|Dr. Jeannine Berger|
The better you can manage "mind games" with your horse, the more likely you can get the results you want.
Principles of horse behavior are universal. Sure, genetics and situations affect how an animal acts, but you can count on a series of common behavioral responses among horses that can be used while training.
"The trick is to get the horse to want to do what you want it to do," said Dr. Jeannine Berger, an equine behaviorist from Davis, Calif. To start with, understand that horses have a highly evolved fight-or-flight response, she said.
Reacting quickly to perceived dangers and threats is what kept the herd alive and thriving. Primitive horses had to learn the hard way that running away was a good thing. "Their flight-or-fight response is what kept the horse from ending up as a painting on a cave wall," Berger said.

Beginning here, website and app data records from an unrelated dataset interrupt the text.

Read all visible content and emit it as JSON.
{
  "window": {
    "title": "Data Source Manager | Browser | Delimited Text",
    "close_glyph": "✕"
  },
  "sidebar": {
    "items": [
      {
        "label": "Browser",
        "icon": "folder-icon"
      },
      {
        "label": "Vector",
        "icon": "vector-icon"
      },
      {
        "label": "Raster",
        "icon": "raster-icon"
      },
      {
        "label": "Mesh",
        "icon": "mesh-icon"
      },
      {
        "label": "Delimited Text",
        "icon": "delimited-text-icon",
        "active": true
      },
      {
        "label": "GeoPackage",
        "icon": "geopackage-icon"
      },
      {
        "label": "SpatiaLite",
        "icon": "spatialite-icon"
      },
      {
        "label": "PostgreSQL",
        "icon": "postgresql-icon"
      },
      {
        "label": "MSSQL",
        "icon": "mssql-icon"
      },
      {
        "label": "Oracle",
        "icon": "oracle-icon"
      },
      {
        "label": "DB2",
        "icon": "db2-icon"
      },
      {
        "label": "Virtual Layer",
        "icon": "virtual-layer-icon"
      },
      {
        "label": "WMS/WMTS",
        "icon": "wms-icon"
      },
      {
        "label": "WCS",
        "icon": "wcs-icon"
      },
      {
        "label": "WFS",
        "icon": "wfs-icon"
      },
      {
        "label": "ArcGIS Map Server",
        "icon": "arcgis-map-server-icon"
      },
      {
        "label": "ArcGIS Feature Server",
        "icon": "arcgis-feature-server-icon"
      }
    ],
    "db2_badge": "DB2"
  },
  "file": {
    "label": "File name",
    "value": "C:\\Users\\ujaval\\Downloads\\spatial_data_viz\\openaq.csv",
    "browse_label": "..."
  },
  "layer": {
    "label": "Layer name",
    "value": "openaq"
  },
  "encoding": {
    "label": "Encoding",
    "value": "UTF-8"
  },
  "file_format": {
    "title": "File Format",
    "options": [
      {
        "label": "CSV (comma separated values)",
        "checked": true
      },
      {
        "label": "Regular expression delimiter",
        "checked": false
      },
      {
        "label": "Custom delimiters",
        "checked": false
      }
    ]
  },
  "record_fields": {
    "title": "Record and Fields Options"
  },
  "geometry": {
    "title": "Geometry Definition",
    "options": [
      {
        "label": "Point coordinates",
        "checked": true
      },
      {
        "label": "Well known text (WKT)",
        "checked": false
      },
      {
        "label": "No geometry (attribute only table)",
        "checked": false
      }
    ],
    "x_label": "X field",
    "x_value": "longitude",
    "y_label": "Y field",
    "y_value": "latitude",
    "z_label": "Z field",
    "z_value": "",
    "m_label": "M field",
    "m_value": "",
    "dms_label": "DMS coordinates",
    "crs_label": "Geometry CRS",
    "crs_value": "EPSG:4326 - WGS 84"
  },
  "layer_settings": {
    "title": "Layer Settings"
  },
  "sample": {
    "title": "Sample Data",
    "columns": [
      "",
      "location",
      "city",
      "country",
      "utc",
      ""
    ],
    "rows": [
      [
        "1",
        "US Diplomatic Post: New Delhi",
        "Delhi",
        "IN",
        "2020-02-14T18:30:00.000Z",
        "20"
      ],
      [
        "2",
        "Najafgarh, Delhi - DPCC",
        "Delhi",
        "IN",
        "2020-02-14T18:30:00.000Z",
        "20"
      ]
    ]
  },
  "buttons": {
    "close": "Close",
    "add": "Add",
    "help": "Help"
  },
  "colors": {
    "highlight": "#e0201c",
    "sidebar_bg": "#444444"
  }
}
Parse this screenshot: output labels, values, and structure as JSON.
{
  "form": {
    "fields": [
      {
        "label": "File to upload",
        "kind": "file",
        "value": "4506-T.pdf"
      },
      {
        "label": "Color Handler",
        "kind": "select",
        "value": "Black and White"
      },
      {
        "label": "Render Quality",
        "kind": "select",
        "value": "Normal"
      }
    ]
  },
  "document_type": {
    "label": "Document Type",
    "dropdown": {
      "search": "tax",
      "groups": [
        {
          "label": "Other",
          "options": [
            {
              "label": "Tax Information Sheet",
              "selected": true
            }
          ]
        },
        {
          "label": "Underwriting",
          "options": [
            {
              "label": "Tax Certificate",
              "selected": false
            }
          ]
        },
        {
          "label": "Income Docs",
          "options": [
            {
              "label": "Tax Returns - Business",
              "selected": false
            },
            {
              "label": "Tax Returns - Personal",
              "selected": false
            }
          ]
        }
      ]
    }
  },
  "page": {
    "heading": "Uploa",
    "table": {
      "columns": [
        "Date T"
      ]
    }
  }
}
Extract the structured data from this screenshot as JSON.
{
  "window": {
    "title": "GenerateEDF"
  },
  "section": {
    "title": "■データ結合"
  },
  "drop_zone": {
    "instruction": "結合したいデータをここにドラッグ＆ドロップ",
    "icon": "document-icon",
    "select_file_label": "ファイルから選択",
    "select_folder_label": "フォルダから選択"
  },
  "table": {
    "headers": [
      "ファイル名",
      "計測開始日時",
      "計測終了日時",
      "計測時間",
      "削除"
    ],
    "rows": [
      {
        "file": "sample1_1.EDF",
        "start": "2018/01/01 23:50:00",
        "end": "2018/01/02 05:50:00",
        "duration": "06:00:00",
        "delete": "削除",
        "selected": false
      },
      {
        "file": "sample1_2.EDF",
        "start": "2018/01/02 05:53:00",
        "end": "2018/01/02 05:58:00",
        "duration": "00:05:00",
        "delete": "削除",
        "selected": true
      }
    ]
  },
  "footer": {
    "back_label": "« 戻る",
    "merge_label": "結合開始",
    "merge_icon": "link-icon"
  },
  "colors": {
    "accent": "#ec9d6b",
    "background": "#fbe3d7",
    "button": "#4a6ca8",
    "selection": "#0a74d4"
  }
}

Berger offered three principles to managing equine behavior: understand what stresses the horse; prepare you and the horse for those stresses; and provide motivation to overcome or accept the stresses. Behavior management is essential for performance horses that are constantly taken to competitions, but sound behavior management can greatly improve the experience for the pleasure horse and rider, too, she added.
Since horses have such a highly developed flight response, it's easy to produce stress. Stress results from a constant sense of fear brought on by situations in the environment the horse can't control or understand. If the horse feels it can't control its situation, it wants to take off If the horse can't take off because it's in a pen, on a trailer, or being ridden, the stress can cause undesirable behavior.
"When the horse can't control the outcome of a situation, then the stress can often become distress. Not only can you see bad or altered behavior, constant stress can also begin to lead to health issues like ulcers or other disorders," Berger said. "Problem horses and horses with metabolic disorders are often horses under stress."
Horses are creatures of habit and most view change to their routine as bad. Loading on trailers, travel, new stables, new footing, different water and feed, new sounds and noises can all stress a horse. Getting the horse to accept change requires the handlers to build trust.
"You should be able to ride a horse up a telephone pole, but it's your responsibility not to try it," Berger said. "It's good to start by getting your horse used to lots of different situations. Change the routine once in a while. Some fresh obstacles in the paddock or stall make for good distractions. Make change part of the routine."
If you travel with your horse, bring some clues from home. Horses have a keen sense of smell, so having along blankets and tack from home can help. Bring a friend if you can. Horses usually hate to be alone, and other horses or animals from home are a comfort.
"You are the one who must stay consistent. Your horse is counting on you to be its pillar. A horse must be able to rely on its human to be the one who it trusts and looks to," Berger said. "A horse needs a consistent human with a reliable plan."
Bring feed and water from home if possible. If you can't bring water when traveling, Berger suggests adding a drop or two of vinegar to the water at home. The change in taste is harmless to the animal but prepares it for changes in the water from place to place. Increase the long-stem roughage in the ration. Horses need forage in their guts at all times, and keeping them full of hay reduces stress.
"Mostly, take your time," Berger said. "If something startles your horse, bring it back around to the spot again. Pretend that you always have all the time in the world."
Finally, if you have your horse on a trailer, do everything possible to make the experience positive. Abrupt stopping, starting and turning can be a terrifying experience to a horse.
"I have a clinic where I have horse owners get in a trailer and we go for a ride," Berger said. "They usually come out with a whole new understanding of what it's like for a horse in a trailer."
Work the animal's instinctive behaviors into your training program. Reward positive reactions to possible stress situations and build the animal's confidence in you by managing changes and situations for the horse, she said.